A small community television box provides entertainment, news and
awareness during evening chai sessions with patient attendees and


The community TV that beams awareness and entertainment programs at
the hospital.
The other side of progress

That progress and policy can indeed impact healthcare is visible when
one talks to Dr. Lalitha. When asked about challenges in helping the
people of Sittlingi sustain, Dr. Lalitha spoke of some interesting
developments that inadvertently became obstacles to be sorted out:

The road: A road built to connect Sittlingi with Salem enabled people
to travel easily and get a first hand view of what is happening in
bigger cities. Food habits changed based on what they observed in
other places, which saw a slow increase in health related problems.

Stop millets, grow rice: The farmers used to grow millets, well known
for their nutritional value, around the valley. Government policies,
aimed at the betterment of the poor, started introducing rice at Re. 1
a kilo, and then free rice for the poor. Farmers were encouraged to
grow cash crops to earn more and stop growing millets. The downside?
There ended the track leading to good health.

The push towards instutional delivery: THI doctors encourage
deliveries at the homes of the tribal people, assisted by health
auxiliaries and doctors if and when necessary. This ensures good
health of both the mother and the baby after birth, thus reducing the
infant mortality rate. Here again, introduction of incentives by the
Government – Rs. 12000 to the mother if the child is delivered in a
PHC, when the PHCs have poor facilities here and no qualified doctors
or nurses – worsened the problem.

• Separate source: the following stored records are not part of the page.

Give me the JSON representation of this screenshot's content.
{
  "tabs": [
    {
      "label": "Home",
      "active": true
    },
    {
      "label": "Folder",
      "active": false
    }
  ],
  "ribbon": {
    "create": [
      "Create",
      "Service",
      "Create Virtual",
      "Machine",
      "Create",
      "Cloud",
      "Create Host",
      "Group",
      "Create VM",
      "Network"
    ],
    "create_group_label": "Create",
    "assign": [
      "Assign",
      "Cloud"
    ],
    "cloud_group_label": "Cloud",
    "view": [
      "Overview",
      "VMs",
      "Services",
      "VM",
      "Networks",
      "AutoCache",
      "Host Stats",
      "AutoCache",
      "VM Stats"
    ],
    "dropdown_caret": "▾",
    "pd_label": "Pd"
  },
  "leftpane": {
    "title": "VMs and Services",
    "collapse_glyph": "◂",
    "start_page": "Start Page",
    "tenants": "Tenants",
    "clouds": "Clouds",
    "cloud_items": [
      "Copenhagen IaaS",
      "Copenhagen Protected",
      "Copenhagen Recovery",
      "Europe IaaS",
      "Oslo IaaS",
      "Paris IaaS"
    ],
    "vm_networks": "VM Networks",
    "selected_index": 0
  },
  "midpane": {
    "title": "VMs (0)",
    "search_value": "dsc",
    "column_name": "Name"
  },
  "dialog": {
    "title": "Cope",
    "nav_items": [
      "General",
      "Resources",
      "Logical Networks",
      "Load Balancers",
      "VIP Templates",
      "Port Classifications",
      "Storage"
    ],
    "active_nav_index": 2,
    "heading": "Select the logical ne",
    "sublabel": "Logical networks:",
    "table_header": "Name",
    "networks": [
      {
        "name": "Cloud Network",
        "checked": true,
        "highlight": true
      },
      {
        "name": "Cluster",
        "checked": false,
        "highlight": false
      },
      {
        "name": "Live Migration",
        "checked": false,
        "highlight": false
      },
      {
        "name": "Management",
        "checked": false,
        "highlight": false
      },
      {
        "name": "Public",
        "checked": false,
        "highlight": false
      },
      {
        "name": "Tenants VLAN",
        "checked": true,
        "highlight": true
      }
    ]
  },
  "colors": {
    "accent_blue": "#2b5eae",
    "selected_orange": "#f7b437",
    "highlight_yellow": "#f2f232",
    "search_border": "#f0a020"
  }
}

No permanent job: The farmer works 4 months in a year on his farms.
For the remaining 8 months, in the absence of a daily wage or income,
he is forced to migrate to other cities and towns. This has the
fallout of introducing new diseases that farmers tend to catch due to
their travels. For e.g, tuberculosis was unheard of in Sittilingi due
to environmental conditions, until the migration to other places
happened. People came back to the valley with such diseases.

Bags, jewel cases and other accessories made by the Lambani artisan
collective at Sittlingi.
Stemming migration

Porgai, one of the recent THI initiated efforts, translates to pride
in the language of the locals. To address the problems of health due
to migration, the doctors started to think about how to help people
stay back in their villages with a stable daily wage, so that they
wouldn't have go looking for jobs elsewhere 8 months in a year.

This led to reviving Lambani embroidery among the women that they have
always been conversant with. Dr.Lalitha helped them to be in sync with
the latest trends and colour combinations.

Going back to Swadeshi roots, another unique effort here has been to
encourage the people of Sittilingi to produce their own cotton, which
they use to weave and tailor into kurtas / tops etc; the women then
embroider these tops.

I came away from Sittlingi filled with admiration for the wonderful
work done here as well as a bunch of ideas and perspectives around
development. Sittlingi valley is today an amazing example of how a
system of beliefs, well-intentioned people, and patient, sustained
hard work can support a community that can aspire for a better life
and seek its own solutions to implement it.